And then, I found this sentence on the Wikipedia page:
While the resultant mass of iron remains in the cow's rumen as a pseudobezoar (an intentionally introduced bezoar), it does not cause the severe problems of hardware disease.
A bezoar?  Like the one used by Harry Potter to save Ron's life after he drank the poisoned wine in Professor Slughorn's room?

Yes!  Just like that one!  (Well, it would be like that one if bezoars actually possessed the powers they were believed to have 1000 years ago, but that's beside the point.)  Again, from Wikipedia:
Bezoars were sought because they were believed to have the power of a universal antidote against any poison.

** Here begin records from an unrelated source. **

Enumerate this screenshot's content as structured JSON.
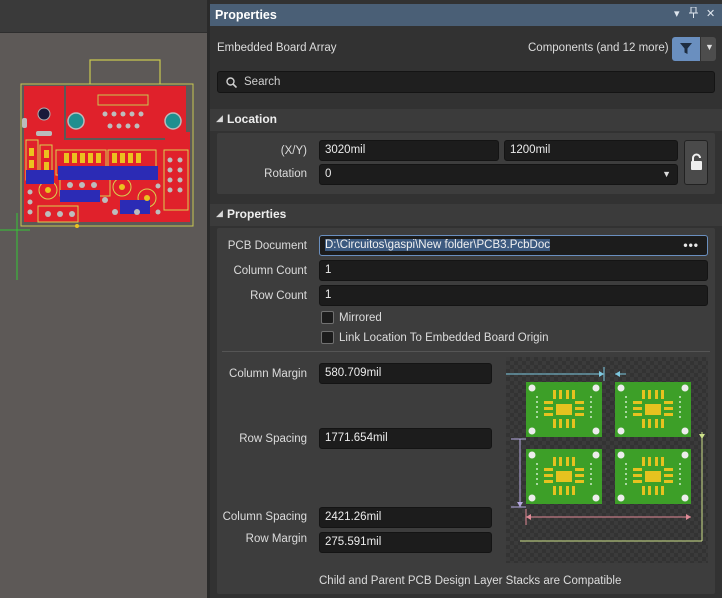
{
  "panel": {
    "title": "Properties",
    "header_buttons": [
      "▾",
      "✕"
    ],
    "object_type": "Embedded Board Array",
    "filter_label": "Components (and 12 more)",
    "search_placeholder": "Search"
  },
  "location": {
    "title": "Location",
    "xy_label": "(X/Y)",
    "x_value": "3020mil",
    "y_value": "1200mil",
    "rotation_label": "Rotation",
    "rotation_value": "0"
  },
  "properties": {
    "title": "Properties",
    "pcb_document_label": "PCB Document",
    "pcb_document_value": "D:\\Circuitos\\gaspi\\New folder\\PCB3.PcbDoc",
    "column_count_label": "Column Count",
    "column_count_value": "1",
    "row_count_label": "Row Count",
    "row_count_value": "1",
    "mirrored_label": "Mirrored",
    "mirrored_checked": false,
    "link_location_label": "Link Location To Embedded Board Origin",
    "link_location_checked": false,
    "column_margin_label": "Column Margin",
    "column_margin_value": "580.709mil",
    "row_spacing_label": "Row Spacing",
    "row_spacing_value": "1771.654mil",
    "column_spacing_label": "Column Spacing",
    "column_spacing_value": "2421.26mil",
    "row_margin_label": "Row Margin",
    "row_margin_value": "275.591mil",
    "status_message": "Child and Parent PCB Design Layer Stacks are Compatible"
  },
  "colors": {
    "header_blue": "#4a5f76",
    "filter_button": "#6a8fbf",
    "pcb_red": "#e0212b",
    "board_green": "#3d9f28",
    "pad_gold": "#e6c21f"
  }
}
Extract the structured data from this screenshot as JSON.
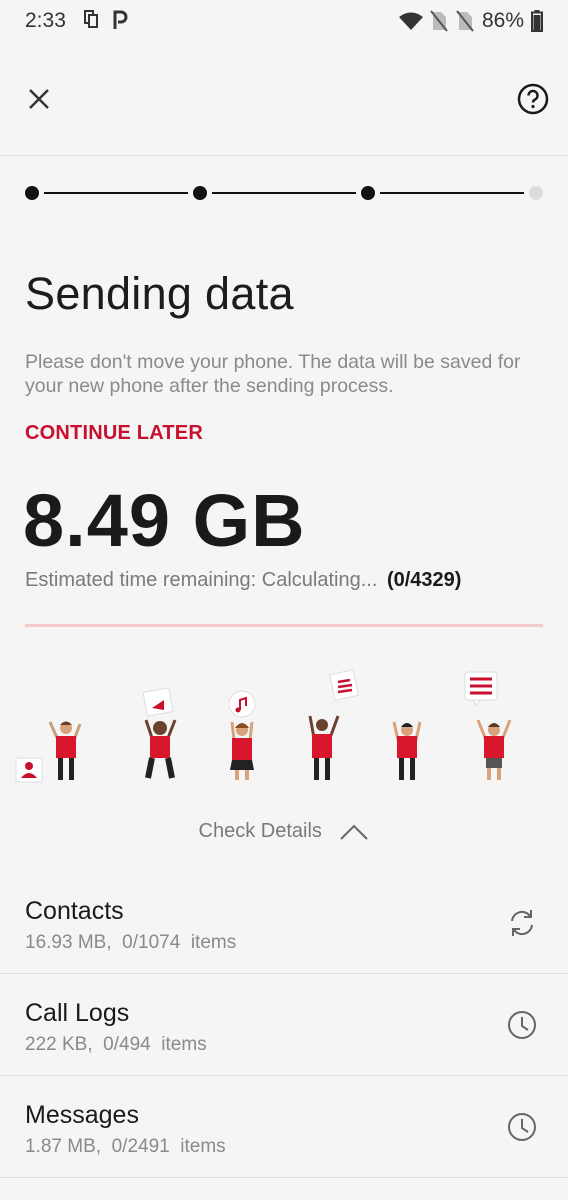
{
  "status_bar": {
    "time": "2:33",
    "battery": "86%",
    "icons": [
      "copy-icon",
      "p-icon",
      "wifi-icon",
      "no-sim-icon",
      "no-sim-icon",
      "battery-icon"
    ]
  },
  "appbar": {
    "close_icon": "close-icon",
    "help_icon": "help-icon"
  },
  "stepper": {
    "total_steps": 4,
    "completed_steps": 3
  },
  "main": {
    "title": "Sending data",
    "description": "Please don't move your phone. The data will be saved for your new phone after the sending process.",
    "continue_later": "CONTINUE LATER",
    "size": "8.49 GB",
    "eta_label": "Estimated time remaining: Calculating...",
    "eta_count": "(0/4329)",
    "progress": 0
  },
  "check_details": {
    "label": "Check Details",
    "icon": "chevron-up-icon"
  },
  "items": [
    {
      "title": "Contacts",
      "subtitle": "16.93 MB,  0/1074  items",
      "icon": "sync-icon"
    },
    {
      "title": "Call Logs",
      "subtitle": "222 KB,  0/494  items",
      "icon": "clock-icon"
    },
    {
      "title": "Messages",
      "subtitle": "1.87 MB,  0/2491  items",
      "icon": "clock-icon"
    }
  ],
  "colors": {
    "accent": "#c8102e",
    "progress_track": "#f3c9c9",
    "background": "#f5f5f5"
  }
}
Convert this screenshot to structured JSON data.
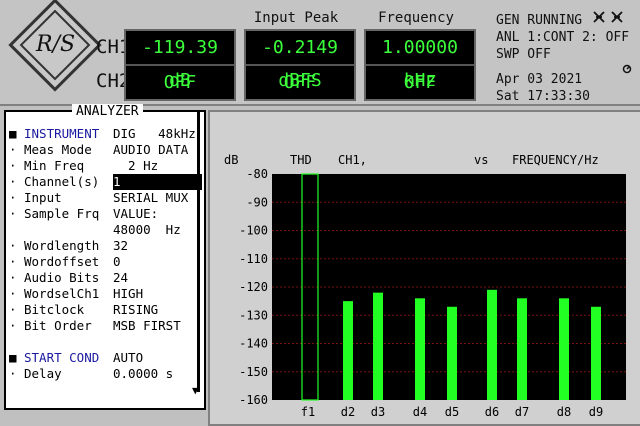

It was believed that a drinking glass which contained a bezoar would neutralize any poison poured into it. The word "bezoar" comes from the Persian pâdzahr (پادزهر), which literally means "antidote".
So the magnet becomes a pseudobezoar (pseudo- because it was artificially introduced instead of growing there naturally) which essentially neutralizes the potentially fatal effects of the sharp metal objects ingested by the cow.

Wow.  You just never know what sort of informational journey a simple package of clearance magnets will take you on.

Thursday, January 19, 2012


I just folded a load of clothes that had 26 clean socks.  That's not really unusual. The truly remarkable thing is that from those 26 socks, there were 13 matched pairs of socks.  There was not a singleton (or I suppose from an even number of socks there would have to be at least 2 singletons) left over.  That is almost unheard of at this house.

There is always the question of what to do with those singletons.  Should they go in the sock drawer where they will always remain unused, passed over in the rush to get dressed in the morning?  Should they be thrown away with the understanding that parted pairs are hardly ever reunited?  In our house they are put in a little pile on top of the drier.  At the present time, there are 13 singletons on top of the drier.

I know.  That sounds like a lot of socks.  But at least 4 or 5 of those are little bitty, no-show, mainly-just-covers-the-bottom-of-your-foot kind of socks, so they don't add much volume to the stack.  And those are in a variety of colors, too: pink, black, and several shades of beige.

There is one black band sock.  No one in our house wears black crew socks except Mr. H . . . unless it's marching season.  Then 1 or possibly 2 of the girls have A pair that gets worn for a few hours on Friday nights.  The one on top of the drier is too small to fit Mr. H, so it must be a band sock.  And its mate probably made its escape on a bus trip.  I'll end up purchasing a new pair when marching season starts up again.

Certain socks are delegated to the singleton pile and never move on.  (I suspect the band sock is one of those.)  Others move in for the time it takes to wash several loads and are then happily reunited with their mates.  I try to look through them weekly to see if there are any pairs hiding among the singletons.  I suspect some of those little bitty, no-shows have mates lurking at the back of my daughters' sock drawers or under their beds or even static-ly stuck to the inside of some garment that has fallen out of favor.

But until I am overcome with a fit of cleaning, the pile on the top of the drier is safe...but still lonely.

Friday, January 13, 2012

A Post about Nothing at All

There are times that something happens and I think to myself, "Oh! I should write about that." And then I consider which of my daughters might take offense, and either decide it's worth the risk or it's not.

But sometimes, like now, when our family is in the middle of wedding planning (which seems to be all-consuming, in either thought or deed) that there needs to be a down-time, a time of doing nothing.

So, here it is.

At the grocery store this week, I spotted a box of loose tea.  Nothing fancy:  Lipton tea, not in bags.  I smiled as I placed it in the buggy ("buggy" is for you, RK!)  I knew at least one of my daughters would have the same smile when she saw it in the tea cabinet. (Yes, we have a tea cabinet in our kitchen.)

She found it last night and the box has now been replaced by 2 sealed jars of lovely loose tea.

At the present moment, a heaping spoonful of said lovely loose tea is steeping in a Chinese pot on my kitchen table.  By the time I finish typing this, the tea should be perfect. Then I can drink a cup and do nothing while I enjoy it.